While perhaps not a well-known name in mainstream media, Charles Burnett has written and directed critically acclaimed films that create intimate and realistic portraits of contemporary African American life.
Burnett was born in Vicksburg, Mississippi, on 13 April 1944. Shortly thereafter, his family moved to Los Angeles. In the 1960s he studied electronics at Los Angeles Community College before receiving a master of fine arts degree in 1973 from the film school at the University of California at Los Angeles. His thesis project, Killer of Sheep (released in 1977), is recognized as one of the most poetic and insightful movies concerning contemporary African American life. Shot on 16mm film over a series of weekends and using a cast of nonprofessional actors, Killer of Sheep tells the story of a blue-collar worker in south-central Los Angeles. The visually austere film details this ordinary workman’s everyday interactions with his family and neighbors. What makes Killer of Sheep distinctive is the way in which Burnett refuses to sensationalize either his plot or his characters, a pointed response to Hollywood’s stereotypical depictions of African Americans in the 1960s and 1970s. Instead, this film, like his subsequent films, strives to depict life realistically and personally. His characters are neither heroes nor villains, and the circumstances they encounter are neither purely tragic nor simply comic. While some critics describe Burnett’s works as plotless, those who praise his films point out the way in which he draws attention to the beauty and significance of life’s quotidian rhythms. In 1990 the Library of Congress selected Killer of Sheep as one of the second group of twenty-five films to be included in the National Film Registry.
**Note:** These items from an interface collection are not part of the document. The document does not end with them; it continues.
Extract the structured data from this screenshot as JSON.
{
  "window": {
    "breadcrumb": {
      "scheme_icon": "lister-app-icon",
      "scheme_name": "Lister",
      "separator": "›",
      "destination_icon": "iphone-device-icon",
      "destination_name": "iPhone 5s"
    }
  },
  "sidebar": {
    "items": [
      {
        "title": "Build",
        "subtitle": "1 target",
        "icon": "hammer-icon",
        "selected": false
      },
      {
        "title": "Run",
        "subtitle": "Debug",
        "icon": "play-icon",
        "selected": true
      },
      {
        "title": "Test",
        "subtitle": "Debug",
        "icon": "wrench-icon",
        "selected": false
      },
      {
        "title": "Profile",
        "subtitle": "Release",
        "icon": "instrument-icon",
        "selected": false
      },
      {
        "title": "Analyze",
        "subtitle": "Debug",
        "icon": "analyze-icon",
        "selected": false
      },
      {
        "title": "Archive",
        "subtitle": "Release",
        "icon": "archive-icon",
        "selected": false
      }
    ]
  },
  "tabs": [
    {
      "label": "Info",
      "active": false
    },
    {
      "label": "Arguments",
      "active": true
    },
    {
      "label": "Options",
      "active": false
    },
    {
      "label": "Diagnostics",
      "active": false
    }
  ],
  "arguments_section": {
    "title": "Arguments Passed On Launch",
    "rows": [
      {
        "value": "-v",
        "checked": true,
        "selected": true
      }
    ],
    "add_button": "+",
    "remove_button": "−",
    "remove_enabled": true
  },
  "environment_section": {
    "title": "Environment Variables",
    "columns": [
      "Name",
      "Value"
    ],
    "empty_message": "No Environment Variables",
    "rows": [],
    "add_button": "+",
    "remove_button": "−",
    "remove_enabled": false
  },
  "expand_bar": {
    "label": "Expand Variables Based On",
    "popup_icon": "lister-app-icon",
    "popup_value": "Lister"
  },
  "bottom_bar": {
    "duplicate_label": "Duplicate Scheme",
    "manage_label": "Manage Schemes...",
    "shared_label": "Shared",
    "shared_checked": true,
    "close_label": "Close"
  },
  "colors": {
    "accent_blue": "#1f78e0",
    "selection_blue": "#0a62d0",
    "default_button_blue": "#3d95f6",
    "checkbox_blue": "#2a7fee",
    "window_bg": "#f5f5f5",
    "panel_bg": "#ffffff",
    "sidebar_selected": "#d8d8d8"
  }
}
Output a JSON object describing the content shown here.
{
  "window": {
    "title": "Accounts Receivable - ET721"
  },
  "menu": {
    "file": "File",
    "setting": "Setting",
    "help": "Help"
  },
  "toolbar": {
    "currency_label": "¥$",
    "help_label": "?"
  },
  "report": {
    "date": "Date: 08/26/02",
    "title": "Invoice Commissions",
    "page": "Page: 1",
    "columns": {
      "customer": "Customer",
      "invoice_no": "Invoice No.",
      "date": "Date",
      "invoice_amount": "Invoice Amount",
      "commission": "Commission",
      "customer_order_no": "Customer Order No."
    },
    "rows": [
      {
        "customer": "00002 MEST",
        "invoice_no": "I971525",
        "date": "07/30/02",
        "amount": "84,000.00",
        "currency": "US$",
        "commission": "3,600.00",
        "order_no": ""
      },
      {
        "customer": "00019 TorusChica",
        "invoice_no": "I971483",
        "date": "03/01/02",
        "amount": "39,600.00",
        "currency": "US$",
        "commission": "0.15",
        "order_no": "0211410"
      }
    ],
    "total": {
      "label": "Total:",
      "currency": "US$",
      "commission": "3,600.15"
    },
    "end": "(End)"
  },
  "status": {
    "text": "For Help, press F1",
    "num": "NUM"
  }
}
Despite its many accolades, licensing concerns and poor distribution relegated the movie to obscurity until 2007, when it was fully restored and blown up to 35mm. Its rerelease brought international acclaim.
Burnett’s next project, My Brother’s Wedding (1983), concentrates on generational differences and class tensions within the family sphere, once again providing a refreshingly realistic depiction of human relationships. While appreciated by movie critics, Burnett’s second film, like his first, never found a wide public audience.
In 1988 Burnett received a John D. and Catherine T. MacArthur Foundation “genius” award, and he soon began work on his next feature film, To Sleep with Anger (1990). Starring Danny Glover, To Sleep with Anger tells the story of a black middle-class family as it deals with issues of race and cultural identity. The movie is deeply concerned with the ties between past and present and the bonds between individual and family. In contrast to the neorealism of Killer of Sheep, To Sleep with Anger is more akin to a parable. Burnett’s film again received praise within artistic circles, winning three Independent Spirit Awards in 1991 (Best Director and Best Screenplay for Burnett and Best Actor for Glover), though the public paid it little attention.
Over the next few years Burnett continued to work in film and television to address important issues in modern society, particularly those concerning the African American community. Some of his more notable projects during this time were The Glass Shield (1995), a Hallmark Hall of Fame made-for-television film; Night John (1996); and The Wedding (1998), a TV miniseries produced by Oprah Winfrey. Burnett’s recent work includes the 2003 documentary, Nat Turner: A Troublesome Property; a short film, Quiet as Kept (2007); and Namibia: The Struggle for Liberation (2007), a feature film about Namibia’s fight for independence from apartheid-era South Africa.
- Manohla Dargis, New York Times (30 March 2007)
- Tom and Sara Pendergast, eds., International Dictionary of Films and Filmmakers, vol. 4, Directors (2000)